*Task prompt*. Please copy every line from the following entries in which the word "label" appears.

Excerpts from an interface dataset
◇ ◇ ◇ ◇

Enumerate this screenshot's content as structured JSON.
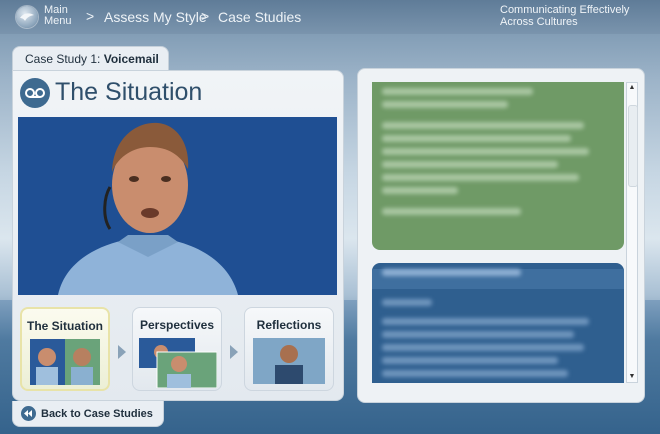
{
  "header": {
    "main_menu_line1": "Main",
    "main_menu_line2": "Menu",
    "sep1": ">",
    "crumb1": "Assess My Style",
    "sep2": ">",
    "crumb2": "Case Studies",
    "brand_line1": "Communicating Effectively",
    "brand_line2": "Across Cultures"
  },
  "tab": {
    "prefix": "Case Study 1: ",
    "name": "Voicemail"
  },
  "section": {
    "title": "The Situation",
    "icon": "voicemail-icon"
  },
  "thumbnails": [
    {
      "label": "The Situation",
      "active": true
    },
    {
      "label": "Perspectives",
      "active": false
    },
    {
      "label": "Reflections",
      "active": false
    }
  ],
  "back_button": {
    "label": "Back to Case Studies",
    "icon": "rewind-icon"
  },
  "colors": {
    "accent": "#3e6a90",
    "video_bg": "#1f4f93",
    "green_card": "#6f9a66",
    "blue_card": "#2f5f8f"
  }
}
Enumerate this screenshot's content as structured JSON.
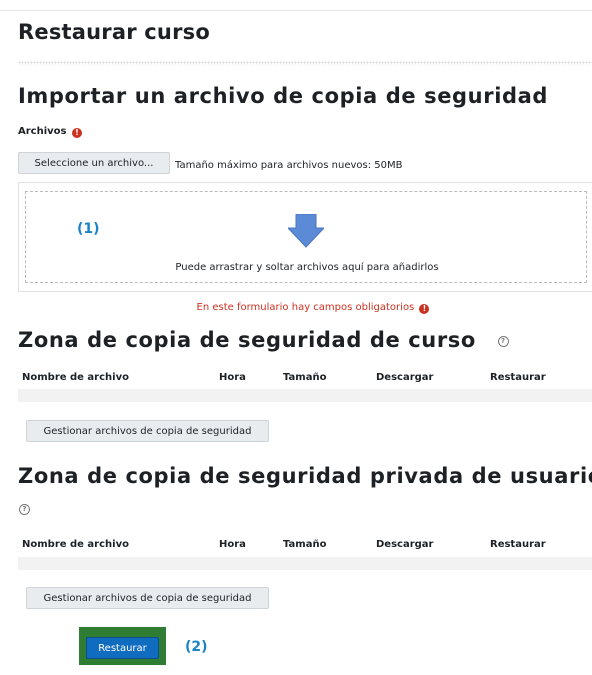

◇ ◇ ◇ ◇

*Result below*.
      "label": "The Situation",
      "label": "Perspectives",
      "label": "Reflections",
    "label": "Back to Case Studies",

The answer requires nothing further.